Letters – April 2016

‘Never witnessed such blatant disregard’

We are relatively new to Leaside. In our short time here, I have noticed that the great majority of drivers in our area either roll through stop signs or ignore them altogether. I have lived in several different parts of Toronto and have never witnessed such blatant disregard for our traffic laws.

Broadway Ave. seems to be particularly afflicted based on anecdotal evidence. I’m wondering what can be done to curb this behaviour before someone is injured or worse.

Jamie Coulter,
Broadway Ave.


I live in Leaside. There is a billboard on the southwest corner of Laird and Eglinton that is potentially libellous and what I believe to be deeply offensive to my community. Sponsored by The Rebel Media; they have a website, www.FireWynne.ca.

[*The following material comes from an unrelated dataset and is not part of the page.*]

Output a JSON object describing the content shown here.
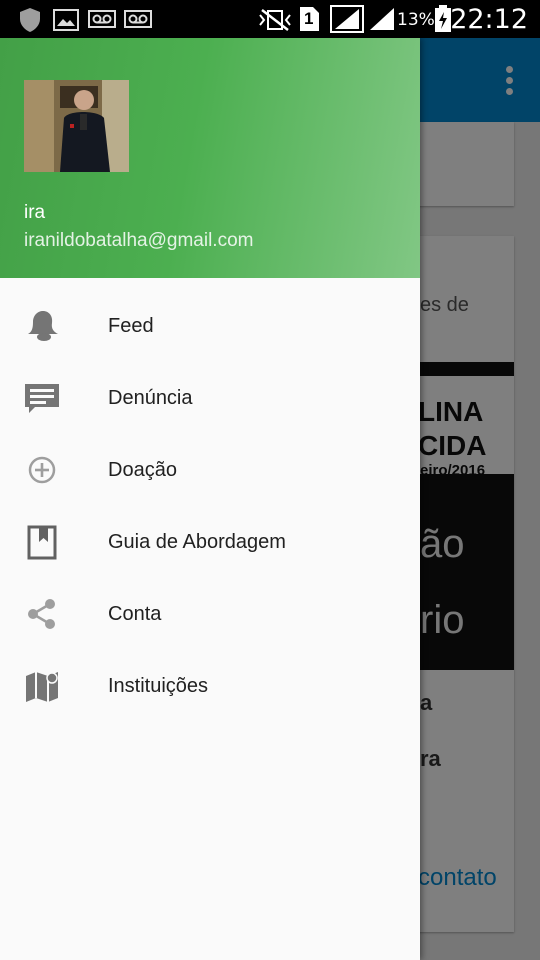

This is clearly political communication paid from an undeclared funding source with no transparency and no accountability. I do believe that this sort of negative public discourse has no role in Canadian politics. I would like this poster taken down.

Desre Kramer,
84 Thursfield Cres.


In the March Leaside Life, Carol Burtin Fripp asked rhetorically if bigger wards and fewer politicians actually provide better government. If there wasn’t a great outcry to the consultants report, perhaps we have just become too trusting in our council to outright reject what is clearly a bad idea.

Reducing the number of wards and councillors would mean it would cost far more to run a credible election campaign. We wouldn’t get smaller government, we’d get bigger big shots.

Using Ward 26 as a case study we have at least two distinct communities within one ward. One is Leaside, which was an independent town within the Metro Federation until 1967; how could these “expert” consultants have missed that Leaside should be a ward by itself.

Since amalgamation, the people living in Thorncliffe-Flemingdon have been represented by Leasiders. Not to take anything away from Jane Pitfield, John Parker or Jon Burnside, shouldn’t that community be represented by someone who is more representative of them?

Now consider a ward system with more councillors, not fewer.

A Leasider would run to represent Leaside and would be able to run an old-fashioned door-to-door campaign. The vote of every Leasider would carry much more weight than it does in the current Ward 26.

Under a system with more councillors the person elected to represent Leaside could be one of up to 70 sitting on council. With more councillors representing small, distinct communities, the power of the councillor position would be diluted, thus attracting people genuinely devoted to public service and not just there for the money.

In this system, there would be less grandstanding, less chicanery, and greater responsibility.

Bob Murphy,
Eglinton Ave. East